The history of bread making is strongly related to the industrialization period: it was then when bread was produced at a larger scale, and when the first variations of sliced bread were introduced. This happened at the beginning of the 20th century, and after the introduction of bread slicing machines, bakeries started to use automated machines for wrapping the bread as well.

The meaning and color of bread have also changed throughout time: at first, white bread was considered to be superior to dark Variety of bread and stalks of wheat isolated on whitebread, the latter being made from whole grains. However, modern studies have revealed that dark bread is far superior to white bread in terms of nutritional value, as it has more minerals and vitamins.

At first, bread was handmade: people added and mixed the ingredients manually, and then the dough was manually introduced into the oven. However, industrialization has lead to the development of machines and tools that reduced the fermentation period and boosted the nutritional value of bread: today, we can make bread far more nutritious by using high-quality grain and by adding extra minerals to it. This is not as time-consuming as traditional bread making, although the taste of the bread may be slightly different.

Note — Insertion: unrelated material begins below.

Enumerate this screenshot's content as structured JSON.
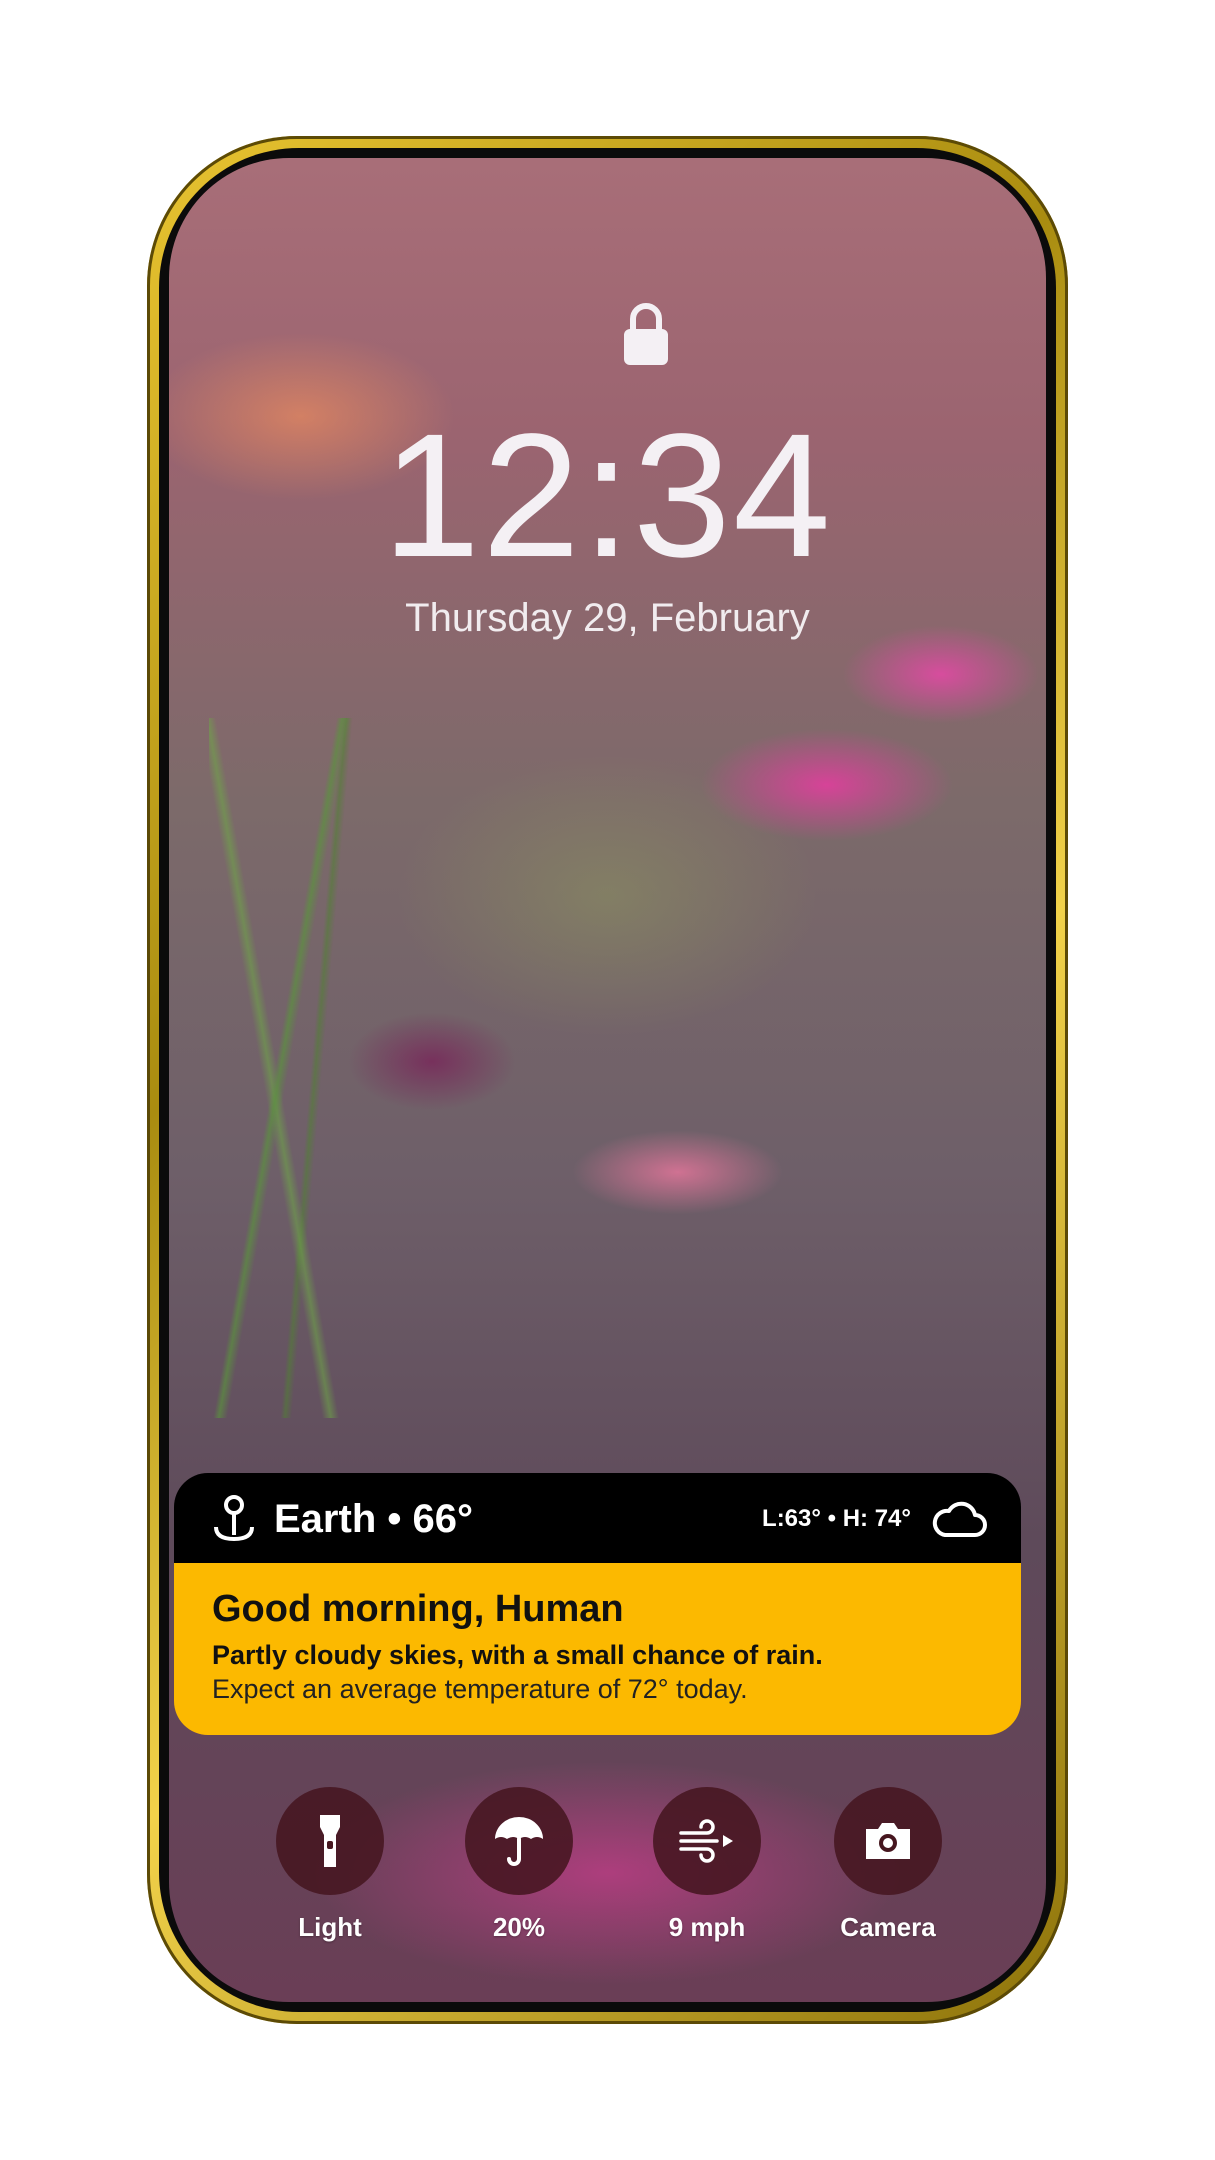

Modern bread making, however, often involves the use of automated bread makers. These machines can be industrial (and can make hundreds of breads at the same time) or residential, for personal use. The first bread maker was released in the 1980s and it was designed by the company that is now known as Panasonic. Soon after that, bread machines have become popular across the United States and the United Kingdom. However, it must be said that personal bread makers are not suitable for commercial use given their limited duty cycle.